● **How to complete this task**:
Look for the word "Armature" in the data below, and copy every line that holds it.

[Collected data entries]
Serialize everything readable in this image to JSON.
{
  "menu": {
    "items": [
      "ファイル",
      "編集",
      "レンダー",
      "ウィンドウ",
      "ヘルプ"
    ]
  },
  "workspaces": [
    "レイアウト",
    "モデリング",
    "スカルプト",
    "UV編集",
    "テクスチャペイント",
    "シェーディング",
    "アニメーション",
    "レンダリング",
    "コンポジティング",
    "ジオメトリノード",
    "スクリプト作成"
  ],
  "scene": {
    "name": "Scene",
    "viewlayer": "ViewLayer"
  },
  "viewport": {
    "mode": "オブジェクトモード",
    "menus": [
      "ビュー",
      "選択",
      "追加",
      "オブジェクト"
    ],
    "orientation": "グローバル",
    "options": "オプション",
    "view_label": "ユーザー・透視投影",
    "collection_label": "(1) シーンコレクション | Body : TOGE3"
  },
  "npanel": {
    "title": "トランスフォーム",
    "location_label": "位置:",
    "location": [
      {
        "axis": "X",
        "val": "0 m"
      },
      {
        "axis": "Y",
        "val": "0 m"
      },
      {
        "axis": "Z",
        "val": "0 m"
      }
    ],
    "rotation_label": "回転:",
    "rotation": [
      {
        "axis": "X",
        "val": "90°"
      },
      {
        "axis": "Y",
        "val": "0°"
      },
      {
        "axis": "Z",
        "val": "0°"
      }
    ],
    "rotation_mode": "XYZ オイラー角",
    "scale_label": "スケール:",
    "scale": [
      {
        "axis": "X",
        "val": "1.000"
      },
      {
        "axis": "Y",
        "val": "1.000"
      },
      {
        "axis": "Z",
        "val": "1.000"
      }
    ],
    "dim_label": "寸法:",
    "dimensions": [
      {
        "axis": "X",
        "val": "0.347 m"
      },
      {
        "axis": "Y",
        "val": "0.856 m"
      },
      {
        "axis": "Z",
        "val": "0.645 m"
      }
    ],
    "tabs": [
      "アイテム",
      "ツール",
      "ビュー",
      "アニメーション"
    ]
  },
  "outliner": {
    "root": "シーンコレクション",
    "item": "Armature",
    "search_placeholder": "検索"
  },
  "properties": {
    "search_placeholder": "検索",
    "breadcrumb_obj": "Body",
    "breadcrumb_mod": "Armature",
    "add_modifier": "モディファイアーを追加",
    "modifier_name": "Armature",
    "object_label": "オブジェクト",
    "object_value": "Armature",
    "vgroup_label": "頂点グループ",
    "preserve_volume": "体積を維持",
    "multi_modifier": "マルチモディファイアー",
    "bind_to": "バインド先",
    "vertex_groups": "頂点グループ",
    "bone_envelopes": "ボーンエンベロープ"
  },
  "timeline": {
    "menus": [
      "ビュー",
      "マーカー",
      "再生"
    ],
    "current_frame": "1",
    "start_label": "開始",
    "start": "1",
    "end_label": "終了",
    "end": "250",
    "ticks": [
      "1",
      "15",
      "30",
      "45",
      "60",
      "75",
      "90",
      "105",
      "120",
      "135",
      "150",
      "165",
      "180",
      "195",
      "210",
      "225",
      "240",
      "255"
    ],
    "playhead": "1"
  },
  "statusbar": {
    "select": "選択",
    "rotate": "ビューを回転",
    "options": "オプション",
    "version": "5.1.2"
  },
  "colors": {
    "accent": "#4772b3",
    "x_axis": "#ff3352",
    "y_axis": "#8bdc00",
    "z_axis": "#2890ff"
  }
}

● **Answer space**:
    "item": "Armature",
    "breadcrumb_mod": "Armature",
    "modifier_name": "Armature",
    "object_value": "Armature",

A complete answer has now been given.